**REQUIREMENT**
Omit all pictures, then retype the data exactly as given.

(Dataset items)
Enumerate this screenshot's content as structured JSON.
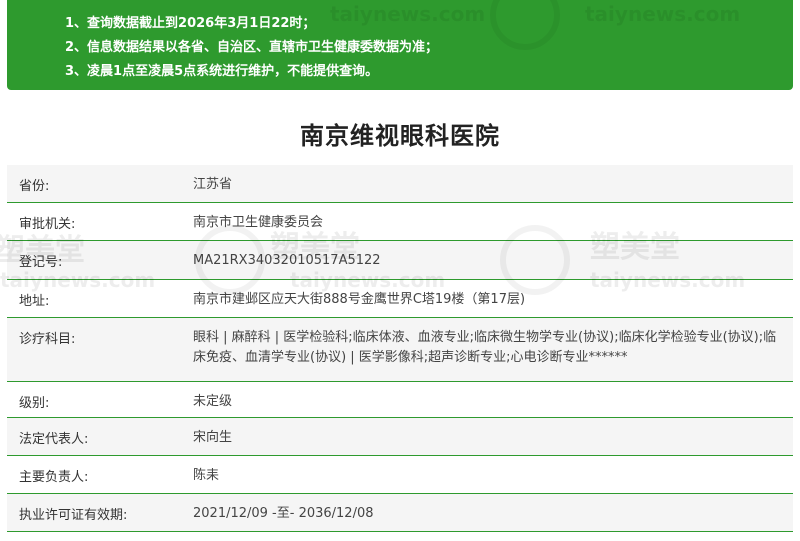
{
  "notice": {
    "lines": [
      "1、查询数据截止到2026年3月1日22时；",
      "2、信息数据结果以各省、自治区、直辖市卫生健康委数据为准；",
      "3、凌晨1点至凌晨5点系统进行维护，不能提供查询。"
    ],
    "bg_color": "#2e9a2e"
  },
  "watermark": {
    "brand": "塑美堂",
    "site": "taiynews.com"
  },
  "hospital": {
    "name": "南京维视眼科医院",
    "fields": [
      {
        "label": "省份:",
        "value": "江苏省"
      },
      {
        "label": "审批机关:",
        "value": "南京市卫生健康委员会"
      },
      {
        "label": "登记号:",
        "value": "MA21RX34032010517A5122"
      },
      {
        "label": "地址:",
        "value": "南京市建邺区应天大街888号金鹰世界C塔19楼（第17层)"
      },
      {
        "label": "诊疗科目:",
        "value": "眼科 | 麻醉科 | 医学检验科;临床体液、血液专业;临床微生物学专业(协议);临床化学检验专业(协议);临床免疫、血清学专业(协议) | 医学影像科;超声诊断专业;心电诊断专业******"
      },
      {
        "label": "级别:",
        "value": "未定级"
      },
      {
        "label": "法定代表人:",
        "value": "宋向生"
      },
      {
        "label": "主要负责人:",
        "value": "陈耒"
      },
      {
        "label": "执业许可证有效期:",
        "value": "2021/12/09 -至- 2036/12/08"
      }
    ]
  }
}
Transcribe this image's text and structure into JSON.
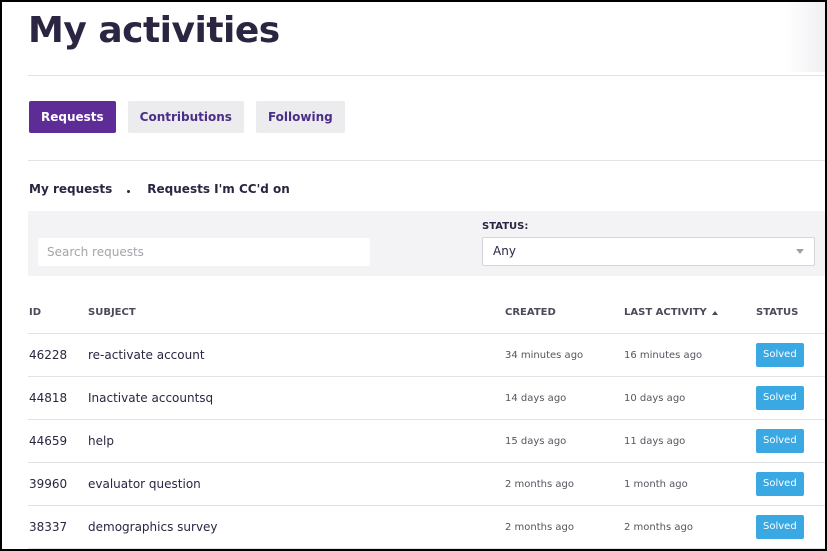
{
  "page": {
    "title": "My activities"
  },
  "tabs": [
    {
      "label": "Requests",
      "active": true
    },
    {
      "label": "Contributions",
      "active": false
    },
    {
      "label": "Following",
      "active": false
    }
  ],
  "subnav": {
    "my_requests": "My requests",
    "cc_requests": "Requests I'm CC'd on"
  },
  "filters": {
    "search_placeholder": "Search requests",
    "status_label": "STATUS:",
    "status_value": "Any"
  },
  "table": {
    "headers": {
      "id": "ID",
      "subject": "SUBJECT",
      "created": "CREATED",
      "last_activity": "LAST ACTIVITY",
      "status": "STATUS"
    },
    "rows": [
      {
        "id": "46228",
        "subject": "re-activate account",
        "created": "34 minutes ago",
        "last_activity": "16 minutes ago",
        "status": "Solved"
      },
      {
        "id": "44818",
        "subject": "Inactivate accountsq",
        "created": "14 days ago",
        "last_activity": "10 days ago",
        "status": "Solved"
      },
      {
        "id": "44659",
        "subject": "help",
        "created": "15 days ago",
        "last_activity": "11 days ago",
        "status": "Solved"
      },
      {
        "id": "39960",
        "subject": "evaluator question",
        "created": "2 months ago",
        "last_activity": "1 month ago",
        "status": "Solved"
      },
      {
        "id": "38337",
        "subject": "demographics survey",
        "created": "2 months ago",
        "last_activity": "2 months ago",
        "status": "Solved"
      }
    ]
  },
  "colors": {
    "brand": "#5e2c97",
    "solved": "#3aa8e2",
    "text": "#2c2541"
  },
  "icons": {
    "sort": "sort-ascending-icon",
    "dropdown": "chevron-down-icon"
  }
}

**FINISHED TASK**
Enumerate this screenshot's content as structured JSON.
{
  "notice": {
    "lines": [
      "1、查询数据截止到2026年3月1日22时；",
      "2、信息数据结果以各省、自治区、直辖市卫生健康委数据为准；",
      "3、凌晨1点至凌晨5点系统进行维护，不能提供查询。"
    ],
    "bg_color": "#2e9a2e"
  },
  "watermark": {
    "brand": "塑美堂",
    "site": "taiynews.com"
  },
  "hospital": {
    "name": "南京维视眼科医院",
    "fields": [
      {
        "label": "省份:",
        "value": "江苏省"
      },
      {
        "label": "审批机关:",
        "value": "南京市卫生健康委员会"
      },
      {
        "label": "登记号:",
        "value": "MA21RX34032010517A5122"
      },
      {
        "label": "地址:",
        "value": "南京市建邺区应天大街888号金鹰世界C塔19楼（第17层)"
      },
      {
        "label": "诊疗科目:",
        "value": "眼科 | 麻醉科 | 医学检验科;临床体液、血液专业;临床微生物学专业(协议);临床化学检验专业(协议);临床免疫、血清学专业(协议) | 医学影像科;超声诊断专业;心电诊断专业******"
      },
      {
        "label": "级别:",
        "value": "未定级"
      },
      {
        "label": "法定代表人:",
        "value": "宋向生"
      },
      {
        "label": "主要负责人:",
        "value": "陈耒"
      },
      {
        "label": "执业许可证有效期:",
        "value": "2021/12/09 -至- 2036/12/08"
      }
    ]
  }
}
Transcribe this image's text and structure into JSON.
{
  "page": {
    "title": "My activities"
  },
  "tabs": [
    {
      "label": "Requests",
      "active": true
    },
    {
      "label": "Contributions",
      "active": false
    },
    {
      "label": "Following",
      "active": false
    }
  ],
  "subnav": {
    "my_requests": "My requests",
    "cc_requests": "Requests I'm CC'd on"
  },
  "filters": {
    "search_placeholder": "Search requests",
    "status_label": "STATUS:",
    "status_value": "Any"
  },
  "table": {
    "headers": {
      "id": "ID",
      "subject": "SUBJECT",
      "created": "CREATED",
      "last_activity": "LAST ACTIVITY",
      "status": "STATUS"
    },
    "rows": [
      {
        "id": "46228",
        "subject": "re-activate account",
        "created": "34 minutes ago",
        "last_activity": "16 minutes ago",
        "status": "Solved"
      },
      {
        "id": "44818",
        "subject": "Inactivate accountsq",
        "created": "14 days ago",
        "last_activity": "10 days ago",
        "status": "Solved"
      },
      {
        "id": "44659",
        "subject": "help",
        "created": "15 days ago",
        "last_activity": "11 days ago",
        "status": "Solved"
      },
      {
        "id": "39960",
        "subject": "evaluator question",
        "created": "2 months ago",
        "last_activity": "1 month ago",
        "status": "Solved"
      },
      {
        "id": "38337",
        "subject": "demographics survey",
        "created": "2 months ago",
        "last_activity": "2 months ago",
        "status": "Solved"
      }
    ]
  },
  "colors": {
    "brand": "#5e2c97",
    "solved": "#3aa8e2",
    "text": "#2c2541"
  },
  "icons": {
    "sort": "sort-ascending-icon",
    "dropdown": "chevron-down-icon"
  }
}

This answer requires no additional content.